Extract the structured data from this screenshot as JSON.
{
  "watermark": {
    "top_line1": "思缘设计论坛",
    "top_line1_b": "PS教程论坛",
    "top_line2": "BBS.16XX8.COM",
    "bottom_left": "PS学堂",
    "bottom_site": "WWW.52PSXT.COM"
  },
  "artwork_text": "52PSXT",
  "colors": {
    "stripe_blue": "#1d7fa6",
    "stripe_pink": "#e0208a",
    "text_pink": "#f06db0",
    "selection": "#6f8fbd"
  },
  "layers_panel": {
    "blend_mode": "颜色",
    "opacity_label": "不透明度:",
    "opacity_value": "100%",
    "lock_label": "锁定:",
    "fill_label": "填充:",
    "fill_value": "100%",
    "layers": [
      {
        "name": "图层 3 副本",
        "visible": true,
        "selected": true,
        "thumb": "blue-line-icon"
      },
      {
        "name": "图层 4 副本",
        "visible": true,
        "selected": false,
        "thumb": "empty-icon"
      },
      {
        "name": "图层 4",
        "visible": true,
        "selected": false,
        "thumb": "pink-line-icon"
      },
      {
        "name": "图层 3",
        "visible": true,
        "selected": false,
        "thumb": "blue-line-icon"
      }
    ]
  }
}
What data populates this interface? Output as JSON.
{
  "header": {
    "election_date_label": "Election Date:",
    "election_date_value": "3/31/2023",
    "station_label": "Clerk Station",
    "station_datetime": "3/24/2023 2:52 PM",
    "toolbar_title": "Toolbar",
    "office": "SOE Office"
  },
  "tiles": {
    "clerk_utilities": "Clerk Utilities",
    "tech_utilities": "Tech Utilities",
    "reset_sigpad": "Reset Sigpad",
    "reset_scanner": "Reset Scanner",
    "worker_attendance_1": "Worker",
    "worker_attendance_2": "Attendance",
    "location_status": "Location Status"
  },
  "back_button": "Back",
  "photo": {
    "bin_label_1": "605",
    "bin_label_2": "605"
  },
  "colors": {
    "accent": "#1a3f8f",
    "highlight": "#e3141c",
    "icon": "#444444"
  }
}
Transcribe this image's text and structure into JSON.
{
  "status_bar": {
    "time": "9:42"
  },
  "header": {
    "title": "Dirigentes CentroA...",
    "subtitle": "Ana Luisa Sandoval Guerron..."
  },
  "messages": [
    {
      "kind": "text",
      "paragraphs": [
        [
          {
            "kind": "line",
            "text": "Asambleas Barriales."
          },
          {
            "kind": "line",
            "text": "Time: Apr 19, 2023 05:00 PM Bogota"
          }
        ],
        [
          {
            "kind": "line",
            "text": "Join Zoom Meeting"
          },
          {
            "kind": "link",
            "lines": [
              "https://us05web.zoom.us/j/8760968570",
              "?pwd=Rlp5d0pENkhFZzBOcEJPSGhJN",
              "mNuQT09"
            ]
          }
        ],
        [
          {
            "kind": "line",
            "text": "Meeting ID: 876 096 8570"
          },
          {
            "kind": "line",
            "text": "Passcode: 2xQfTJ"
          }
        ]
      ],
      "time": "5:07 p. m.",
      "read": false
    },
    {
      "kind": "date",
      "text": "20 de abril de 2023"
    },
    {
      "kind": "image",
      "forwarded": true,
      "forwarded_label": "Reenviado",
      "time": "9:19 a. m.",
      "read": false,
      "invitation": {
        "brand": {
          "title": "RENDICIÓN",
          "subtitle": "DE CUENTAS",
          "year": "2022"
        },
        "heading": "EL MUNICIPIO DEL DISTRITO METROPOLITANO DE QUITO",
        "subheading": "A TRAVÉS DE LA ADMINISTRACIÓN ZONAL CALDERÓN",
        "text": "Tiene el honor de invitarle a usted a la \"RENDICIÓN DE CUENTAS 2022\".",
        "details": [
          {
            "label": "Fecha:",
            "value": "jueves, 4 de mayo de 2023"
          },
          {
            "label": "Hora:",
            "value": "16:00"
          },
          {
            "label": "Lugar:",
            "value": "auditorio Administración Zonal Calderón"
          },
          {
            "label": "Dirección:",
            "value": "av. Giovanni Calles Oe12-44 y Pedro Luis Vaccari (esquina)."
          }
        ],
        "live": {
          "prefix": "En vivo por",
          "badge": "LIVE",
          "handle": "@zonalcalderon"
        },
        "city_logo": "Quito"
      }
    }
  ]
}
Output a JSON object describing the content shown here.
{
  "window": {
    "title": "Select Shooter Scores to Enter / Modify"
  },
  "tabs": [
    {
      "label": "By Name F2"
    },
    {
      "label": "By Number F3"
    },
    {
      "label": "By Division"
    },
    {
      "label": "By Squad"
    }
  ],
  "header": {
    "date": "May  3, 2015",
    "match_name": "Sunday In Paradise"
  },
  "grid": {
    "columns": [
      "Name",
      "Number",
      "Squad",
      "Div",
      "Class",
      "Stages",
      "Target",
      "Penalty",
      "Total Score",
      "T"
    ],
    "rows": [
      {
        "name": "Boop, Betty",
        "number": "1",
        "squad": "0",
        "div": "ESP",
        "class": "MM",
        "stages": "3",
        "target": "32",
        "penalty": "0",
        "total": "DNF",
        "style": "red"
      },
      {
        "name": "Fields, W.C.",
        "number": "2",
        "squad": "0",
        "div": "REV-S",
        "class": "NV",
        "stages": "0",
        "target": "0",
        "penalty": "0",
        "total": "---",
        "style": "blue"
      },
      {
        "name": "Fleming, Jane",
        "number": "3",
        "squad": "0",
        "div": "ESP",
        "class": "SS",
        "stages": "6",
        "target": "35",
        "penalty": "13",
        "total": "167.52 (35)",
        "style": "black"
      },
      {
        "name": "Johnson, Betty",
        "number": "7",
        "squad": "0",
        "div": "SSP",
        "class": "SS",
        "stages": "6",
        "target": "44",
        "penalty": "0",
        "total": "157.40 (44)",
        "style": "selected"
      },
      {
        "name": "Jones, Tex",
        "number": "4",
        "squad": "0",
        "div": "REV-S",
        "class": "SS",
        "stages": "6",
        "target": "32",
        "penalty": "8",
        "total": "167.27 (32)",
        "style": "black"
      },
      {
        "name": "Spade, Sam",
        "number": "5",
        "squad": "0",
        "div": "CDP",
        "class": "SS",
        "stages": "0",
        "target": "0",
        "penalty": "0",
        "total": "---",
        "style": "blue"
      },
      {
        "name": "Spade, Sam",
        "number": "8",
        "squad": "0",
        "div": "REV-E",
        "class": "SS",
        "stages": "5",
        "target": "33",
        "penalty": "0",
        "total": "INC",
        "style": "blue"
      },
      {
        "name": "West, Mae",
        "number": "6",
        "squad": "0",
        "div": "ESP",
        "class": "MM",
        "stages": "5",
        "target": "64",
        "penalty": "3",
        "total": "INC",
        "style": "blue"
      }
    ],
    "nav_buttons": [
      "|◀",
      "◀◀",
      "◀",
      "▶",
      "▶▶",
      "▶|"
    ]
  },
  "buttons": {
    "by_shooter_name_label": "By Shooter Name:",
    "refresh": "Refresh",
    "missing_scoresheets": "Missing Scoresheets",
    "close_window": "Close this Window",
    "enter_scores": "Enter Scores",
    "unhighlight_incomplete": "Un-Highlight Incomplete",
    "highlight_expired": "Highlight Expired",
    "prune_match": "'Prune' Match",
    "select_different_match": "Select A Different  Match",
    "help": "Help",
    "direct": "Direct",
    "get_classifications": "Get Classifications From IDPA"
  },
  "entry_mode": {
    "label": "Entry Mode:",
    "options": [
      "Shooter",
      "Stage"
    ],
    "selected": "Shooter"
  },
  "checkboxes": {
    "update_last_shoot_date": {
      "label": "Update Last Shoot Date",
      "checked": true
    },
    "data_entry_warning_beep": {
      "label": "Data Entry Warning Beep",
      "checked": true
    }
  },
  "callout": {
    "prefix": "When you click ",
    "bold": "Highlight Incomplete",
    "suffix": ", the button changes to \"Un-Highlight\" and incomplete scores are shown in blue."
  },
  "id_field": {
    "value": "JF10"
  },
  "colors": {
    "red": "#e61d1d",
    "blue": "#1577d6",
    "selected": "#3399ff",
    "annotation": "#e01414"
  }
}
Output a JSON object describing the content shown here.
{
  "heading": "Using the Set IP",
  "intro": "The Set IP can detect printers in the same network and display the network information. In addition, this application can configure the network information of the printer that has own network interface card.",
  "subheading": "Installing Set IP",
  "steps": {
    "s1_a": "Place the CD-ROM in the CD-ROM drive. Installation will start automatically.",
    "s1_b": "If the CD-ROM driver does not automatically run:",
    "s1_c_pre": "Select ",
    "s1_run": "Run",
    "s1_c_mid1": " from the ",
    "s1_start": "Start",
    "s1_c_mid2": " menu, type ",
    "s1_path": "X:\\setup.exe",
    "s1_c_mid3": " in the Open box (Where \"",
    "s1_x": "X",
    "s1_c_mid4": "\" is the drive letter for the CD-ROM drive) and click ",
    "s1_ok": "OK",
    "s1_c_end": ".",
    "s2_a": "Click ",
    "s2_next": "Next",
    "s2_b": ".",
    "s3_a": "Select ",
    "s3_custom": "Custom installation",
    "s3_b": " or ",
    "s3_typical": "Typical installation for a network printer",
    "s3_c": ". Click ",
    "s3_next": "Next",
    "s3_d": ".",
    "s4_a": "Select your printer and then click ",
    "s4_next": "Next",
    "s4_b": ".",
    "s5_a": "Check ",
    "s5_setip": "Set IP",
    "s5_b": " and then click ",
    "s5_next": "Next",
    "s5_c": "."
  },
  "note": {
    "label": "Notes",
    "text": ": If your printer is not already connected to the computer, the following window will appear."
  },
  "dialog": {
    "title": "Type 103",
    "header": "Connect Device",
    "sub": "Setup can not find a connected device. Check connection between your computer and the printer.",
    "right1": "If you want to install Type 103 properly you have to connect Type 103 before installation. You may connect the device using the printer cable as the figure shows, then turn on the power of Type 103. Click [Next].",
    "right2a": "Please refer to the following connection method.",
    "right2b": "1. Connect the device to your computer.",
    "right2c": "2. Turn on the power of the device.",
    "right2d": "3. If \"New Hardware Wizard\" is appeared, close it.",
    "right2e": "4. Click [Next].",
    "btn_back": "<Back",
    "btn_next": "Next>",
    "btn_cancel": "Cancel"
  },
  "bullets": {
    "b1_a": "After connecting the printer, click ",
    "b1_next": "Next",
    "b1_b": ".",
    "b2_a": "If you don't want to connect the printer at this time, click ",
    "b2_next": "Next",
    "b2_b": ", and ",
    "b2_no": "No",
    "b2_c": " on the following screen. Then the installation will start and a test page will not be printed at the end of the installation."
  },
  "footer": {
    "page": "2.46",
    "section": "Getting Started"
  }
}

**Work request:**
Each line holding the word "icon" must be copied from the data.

**Result for this exercise:**
        "thumb": "blue-line-icon"
        "thumb": "empty-icon"
        "thumb": "pink-line-icon"
        "thumb": "blue-line-icon"
    "icon": "#444444"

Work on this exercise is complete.